| Records provided |
========================================================================
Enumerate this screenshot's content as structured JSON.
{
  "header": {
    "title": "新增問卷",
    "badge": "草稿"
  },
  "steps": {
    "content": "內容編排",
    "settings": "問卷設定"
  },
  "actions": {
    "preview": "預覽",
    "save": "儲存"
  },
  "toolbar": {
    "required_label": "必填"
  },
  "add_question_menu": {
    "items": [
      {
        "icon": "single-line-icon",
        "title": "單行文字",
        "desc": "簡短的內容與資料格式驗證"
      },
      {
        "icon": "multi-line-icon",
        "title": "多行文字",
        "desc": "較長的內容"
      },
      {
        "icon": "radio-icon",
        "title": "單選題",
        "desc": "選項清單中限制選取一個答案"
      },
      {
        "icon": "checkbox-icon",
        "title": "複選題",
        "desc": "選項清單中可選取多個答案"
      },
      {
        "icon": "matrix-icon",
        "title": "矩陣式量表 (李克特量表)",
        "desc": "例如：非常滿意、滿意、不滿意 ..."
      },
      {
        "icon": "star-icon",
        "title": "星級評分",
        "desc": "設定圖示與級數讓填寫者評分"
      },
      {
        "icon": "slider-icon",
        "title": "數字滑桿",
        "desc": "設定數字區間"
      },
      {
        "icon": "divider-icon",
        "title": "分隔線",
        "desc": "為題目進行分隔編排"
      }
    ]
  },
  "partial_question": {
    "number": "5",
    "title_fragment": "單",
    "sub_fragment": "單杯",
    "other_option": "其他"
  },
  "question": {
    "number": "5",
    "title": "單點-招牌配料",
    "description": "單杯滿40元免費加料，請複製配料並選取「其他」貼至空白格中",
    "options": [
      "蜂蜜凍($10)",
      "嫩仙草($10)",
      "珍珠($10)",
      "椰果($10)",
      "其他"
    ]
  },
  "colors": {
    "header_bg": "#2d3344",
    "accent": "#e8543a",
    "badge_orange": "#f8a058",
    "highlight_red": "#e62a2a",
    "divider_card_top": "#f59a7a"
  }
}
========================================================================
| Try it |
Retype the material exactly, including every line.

| Answer to the exercise |
Enumerate this screenshot's content as structured JSON.
{
  "header": {
    "title": "新增問卷",
    "badge": "草稿"
  },
  "steps": {
    "content": "內容編排",
    "settings": "問卷設定"
  },
  "actions": {
    "preview": "預覽",
    "save": "儲存"
  },
  "toolbar": {
    "required_label": "必填"
  },
  "add_question_menu": {
    "items": [
      {
        "icon": "single-line-icon",
        "title": "單行文字",
        "desc": "簡短的內容與資料格式驗證"
      },
      {
        "icon": "multi-line-icon",
        "title": "多行文字",
        "desc": "較長的內容"
      },
      {
        "icon": "radio-icon",
        "title": "單選題",
        "desc": "選項清單中限制選取一個答案"
      },
      {
        "icon": "checkbox-icon",
        "title": "複選題",
        "desc": "選項清單中可選取多個答案"
      },
      {
        "icon": "matrix-icon",
        "title": "矩陣式量表 (李克特量表)",
        "desc": "例如：非常滿意、滿意、不滿意 ..."
      },
      {
        "icon": "star-icon",
        "title": "星級評分",
        "desc": "設定圖示與級數讓填寫者評分"
      },
      {
        "icon": "slider-icon",
        "title": "數字滑桿",
        "desc": "設定數字區間"
      },
      {
        "icon": "divider-icon",
        "title": "分隔線",
        "desc": "為題目進行分隔編排"
      }
    ]
  },
  "partial_question": {
    "number": "5",
    "title_fragment": "單",
    "sub_fragment": "單杯",
    "other_option": "其他"
  },
  "question": {
    "number": "5",
    "title": "單點-招牌配料",
    "description": "單杯滿40元免費加料，請複製配料並選取「其他」貼至空白格中",
    "options": [
      "蜂蜜凍($10)",
      "嫩仙草($10)",
      "珍珠($10)",
      "椰果($10)",
      "其他"
    ]
  },
  "colors": {
    "header_bg": "#2d3344",
    "accent": "#e8543a",
    "badge_orange": "#f8a058",
    "highlight_red": "#e62a2a",
    "divider_card_top": "#f59a7a"
  }
}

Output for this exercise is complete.